Dorset History Centre (DHC), a valued Preservica customer responsible for archiving historical material from within Dorset’s county borders, has recently launched a fundraising campaign to digitally preserve the work of the late local photographer Graham Herbert.
I recently caught up with Cassandra Pickavance, Archives Service Officer (Digital Preservation) with the Dorset History Centre, who told me all about this fascinating initiative.
Graham’s photos provide an evocative glimpse into 20th century life in the area
The photos include everything from working crews in the ports of Dorset to Weymouth’s local ‘Bond Girl’. However, the physical media on which they are stored are at risk of deterioration and being lost forever.
The hope is now that by using Preservica’s cloud-based preservation capabilities, the DHC will be able to keep digitised master copies of the photographs accessible for decades to come.
Cassandra has responsibility for preserving non-traditional media, including the extensive photographic collections the centre contains, she commented, “The acetate negatives of Graham’s photos are unfortunately suffering from ‘vinegar syndrome’. This is an irreversible process whereby chemicals within the negatives cause them to bubble and distort over time. Sadly, eventually they’ll become unrecognisable.”
“Raising money to digitise these fantastic photos through our crowdfunding campaign will give us the best chance to preserve them for future generations. Preservica’s cloud-based service will enable us to maintain access and readability to these cultural assets over the next 20, 30 years or more.”
The collections at DHC date back to the year 985 and fill 8 miles of shelves
Anyone can view the records in their searchroom and half a million pages of digitised records are available to view online. Cassandra and her team are committed to raising the £8000 required to digitise more of Herbert’s collection, which is one of the largest in the centre, having previously won grants to save parts of it.
Herbert was also the first professional photographer used by long-running local paper the Dorset Echo, and Dorset History Centre has more than 7000 packets of negatives covering 1953 – 83. If you’ve been touched by this story then please donate to the campaign using this link — Donate to save Herberts Weymouth
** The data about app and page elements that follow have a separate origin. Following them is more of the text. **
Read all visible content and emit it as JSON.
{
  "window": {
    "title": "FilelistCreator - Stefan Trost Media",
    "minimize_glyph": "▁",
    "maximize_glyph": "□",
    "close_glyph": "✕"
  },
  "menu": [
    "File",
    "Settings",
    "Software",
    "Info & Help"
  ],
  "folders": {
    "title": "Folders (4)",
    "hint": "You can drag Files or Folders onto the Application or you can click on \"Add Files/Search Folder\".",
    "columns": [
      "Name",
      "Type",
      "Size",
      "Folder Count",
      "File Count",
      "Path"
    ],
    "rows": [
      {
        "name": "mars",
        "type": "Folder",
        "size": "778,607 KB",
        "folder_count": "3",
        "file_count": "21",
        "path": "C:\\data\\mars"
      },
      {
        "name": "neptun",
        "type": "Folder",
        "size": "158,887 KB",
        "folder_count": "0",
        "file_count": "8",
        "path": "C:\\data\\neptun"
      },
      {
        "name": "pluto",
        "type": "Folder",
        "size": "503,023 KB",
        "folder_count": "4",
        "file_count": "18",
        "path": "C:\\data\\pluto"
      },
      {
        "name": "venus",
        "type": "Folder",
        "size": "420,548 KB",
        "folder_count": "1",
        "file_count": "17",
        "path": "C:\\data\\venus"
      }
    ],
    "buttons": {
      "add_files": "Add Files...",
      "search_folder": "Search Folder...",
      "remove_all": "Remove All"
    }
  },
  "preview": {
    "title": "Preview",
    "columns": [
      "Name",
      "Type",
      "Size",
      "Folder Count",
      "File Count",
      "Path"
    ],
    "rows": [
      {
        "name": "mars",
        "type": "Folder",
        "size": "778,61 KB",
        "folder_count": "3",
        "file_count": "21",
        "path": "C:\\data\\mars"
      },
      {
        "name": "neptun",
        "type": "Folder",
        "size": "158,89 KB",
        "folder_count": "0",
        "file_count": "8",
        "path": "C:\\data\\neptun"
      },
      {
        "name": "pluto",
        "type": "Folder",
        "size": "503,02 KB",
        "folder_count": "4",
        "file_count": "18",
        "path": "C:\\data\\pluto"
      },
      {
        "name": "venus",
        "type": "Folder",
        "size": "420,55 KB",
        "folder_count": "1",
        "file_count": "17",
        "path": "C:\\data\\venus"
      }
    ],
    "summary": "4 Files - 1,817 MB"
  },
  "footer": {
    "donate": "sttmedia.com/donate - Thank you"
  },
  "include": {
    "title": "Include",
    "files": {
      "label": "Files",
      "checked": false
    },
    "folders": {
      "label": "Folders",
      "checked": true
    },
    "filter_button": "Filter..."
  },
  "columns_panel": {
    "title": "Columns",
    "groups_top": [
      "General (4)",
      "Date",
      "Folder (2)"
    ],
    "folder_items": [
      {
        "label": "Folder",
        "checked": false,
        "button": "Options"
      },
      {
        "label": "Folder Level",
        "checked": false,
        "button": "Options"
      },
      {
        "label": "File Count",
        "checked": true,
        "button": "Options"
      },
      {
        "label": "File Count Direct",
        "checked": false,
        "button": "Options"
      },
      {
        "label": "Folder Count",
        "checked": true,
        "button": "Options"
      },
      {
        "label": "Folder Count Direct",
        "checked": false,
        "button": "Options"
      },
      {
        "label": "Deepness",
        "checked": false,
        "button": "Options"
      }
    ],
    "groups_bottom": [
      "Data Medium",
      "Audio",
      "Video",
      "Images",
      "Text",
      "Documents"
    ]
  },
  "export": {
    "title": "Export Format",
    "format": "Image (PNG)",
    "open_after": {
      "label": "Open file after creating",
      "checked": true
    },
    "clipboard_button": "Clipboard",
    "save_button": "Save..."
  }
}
Rewards on offer range from specially printed postcards, to a VIP tour of Dorset History Centre with the Country Archivist. And you can also get involved on social media, using the hashtag: #saveherbertsweymouth